◆ Activity ◆
With the listing in front of you, retype it exactly.

◆ Working data ◆
╔══

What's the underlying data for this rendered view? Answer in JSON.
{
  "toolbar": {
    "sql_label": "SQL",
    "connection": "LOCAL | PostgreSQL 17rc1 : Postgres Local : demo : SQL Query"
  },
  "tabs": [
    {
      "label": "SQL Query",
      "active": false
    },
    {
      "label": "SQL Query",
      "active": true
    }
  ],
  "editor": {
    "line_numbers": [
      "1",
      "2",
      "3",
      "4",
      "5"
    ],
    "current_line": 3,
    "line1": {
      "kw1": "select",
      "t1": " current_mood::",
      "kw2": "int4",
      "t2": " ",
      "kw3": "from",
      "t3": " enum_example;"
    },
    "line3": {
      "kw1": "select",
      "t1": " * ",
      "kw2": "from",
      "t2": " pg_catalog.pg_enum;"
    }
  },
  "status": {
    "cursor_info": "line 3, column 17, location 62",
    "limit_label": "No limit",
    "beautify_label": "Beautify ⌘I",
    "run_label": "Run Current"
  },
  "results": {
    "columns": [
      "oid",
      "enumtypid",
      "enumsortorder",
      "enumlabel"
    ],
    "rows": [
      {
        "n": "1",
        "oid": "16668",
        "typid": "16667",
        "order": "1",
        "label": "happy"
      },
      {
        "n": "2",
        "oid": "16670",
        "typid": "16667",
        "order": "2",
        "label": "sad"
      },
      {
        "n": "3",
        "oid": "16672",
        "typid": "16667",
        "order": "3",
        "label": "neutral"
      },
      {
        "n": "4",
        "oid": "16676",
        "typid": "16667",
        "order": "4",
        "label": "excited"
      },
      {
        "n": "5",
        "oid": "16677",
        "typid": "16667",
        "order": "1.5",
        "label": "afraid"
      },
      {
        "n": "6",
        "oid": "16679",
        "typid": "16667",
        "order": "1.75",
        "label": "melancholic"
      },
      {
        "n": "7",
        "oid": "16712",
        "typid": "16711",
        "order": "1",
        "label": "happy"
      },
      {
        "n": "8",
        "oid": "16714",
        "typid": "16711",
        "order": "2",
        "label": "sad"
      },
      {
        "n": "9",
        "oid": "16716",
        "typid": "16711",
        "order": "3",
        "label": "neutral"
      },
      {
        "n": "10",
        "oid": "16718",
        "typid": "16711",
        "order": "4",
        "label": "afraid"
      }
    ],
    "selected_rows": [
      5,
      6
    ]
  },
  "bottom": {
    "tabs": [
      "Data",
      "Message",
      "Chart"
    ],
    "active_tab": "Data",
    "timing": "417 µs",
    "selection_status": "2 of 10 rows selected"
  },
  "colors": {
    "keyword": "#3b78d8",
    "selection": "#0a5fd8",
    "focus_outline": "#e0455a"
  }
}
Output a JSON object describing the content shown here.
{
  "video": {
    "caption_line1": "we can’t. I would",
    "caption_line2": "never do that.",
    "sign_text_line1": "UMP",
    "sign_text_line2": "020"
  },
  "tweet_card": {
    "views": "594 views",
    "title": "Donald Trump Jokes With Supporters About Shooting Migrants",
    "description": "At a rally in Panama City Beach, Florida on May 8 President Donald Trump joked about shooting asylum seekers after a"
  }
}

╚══

◆ Written response ◆
What's the underlying data for this rendered view? Answer in JSON.
{
  "toolbar": {
    "sql_label": "SQL",
    "connection": "LOCAL | PostgreSQL 17rc1 : Postgres Local : demo : SQL Query"
  },
  "tabs": [
    {
      "label": "SQL Query",
      "active": false
    },
    {
      "label": "SQL Query",
      "active": true
    }
  ],
  "editor": {
    "line_numbers": [
      "1",
      "2",
      "3",
      "4",
      "5"
    ],
    "current_line": 3,
    "line1": {
      "kw1": "select",
      "t1": " current_mood::",
      "kw2": "int4",
      "t2": " ",
      "kw3": "from",
      "t3": " enum_example;"
    },
    "line3": {
      "kw1": "select",
      "t1": " * ",
      "kw2": "from",
      "t2": " pg_catalog.pg_enum;"
    }
  },
  "status": {
    "cursor_info": "line 3, column 17, location 62",
    "limit_label": "No limit",
    "beautify_label": "Beautify ⌘I",
    "run_label": "Run Current"
  },
  "results": {
    "columns": [
      "oid",
      "enumtypid",
      "enumsortorder",
      "enumlabel"
    ],
    "rows": [
      {
        "n": "1",
        "oid": "16668",
        "typid": "16667",
        "order": "1",
        "label": "happy"
      },
      {
        "n": "2",
        "oid": "16670",
        "typid": "16667",
        "order": "2",
        "label": "sad"
      },
      {
        "n": "3",
        "oid": "16672",
        "typid": "16667",
        "order": "3",
        "label": "neutral"
      },
      {
        "n": "4",
        "oid": "16676",
        "typid": "16667",
        "order": "4",
        "label": "excited"
      },
      {
        "n": "5",
        "oid": "16677",
        "typid": "16667",
        "order": "1.5",
        "label": "afraid"
      },
      {
        "n": "6",
        "oid": "16679",
        "typid": "16667",
        "order": "1.75",
        "label": "melancholic"
      },
      {
        "n": "7",
        "oid": "16712",
        "typid": "16711",
        "order": "1",
        "label": "happy"
      },
      {
        "n": "8",
        "oid": "16714",
        "typid": "16711",
        "order": "2",
        "label": "sad"
      },
      {
        "n": "9",
        "oid": "16716",
        "typid": "16711",
        "order": "3",
        "label": "neutral"
      },
      {
        "n": "10",
        "oid": "16718",
        "typid": "16711",
        "order": "4",
        "label": "afraid"
      }
    ],
    "selected_rows": [
      5,
      6
    ]
  },
  "bottom": {
    "tabs": [
      "Data",
      "Message",
      "Chart"
    ],
    "active_tab": "Data",
    "timing": "417 µs",
    "selection_status": "2 of 10 rows selected"
  },
  "colors": {
    "keyword": "#3b78d8",
    "selection": "#0a5fd8",
    "focus_outline": "#e0455a"
  }
}
Output a JSON object describing the content shown here.
{
  "video": {
    "caption_line1": "we can’t. I would",
    "caption_line2": "never do that.",
    "sign_text_line1": "UMP",
    "sign_text_line2": "020"
  },
  "tweet_card": {
    "views": "594 views",
    "title": "Donald Trump Jokes With Supporters About Shooting Migrants",
    "description": "At a rally in Panama City Beach, Florida on May 8 President Donald Trump joked about shooting asylum seekers after a"
  }
}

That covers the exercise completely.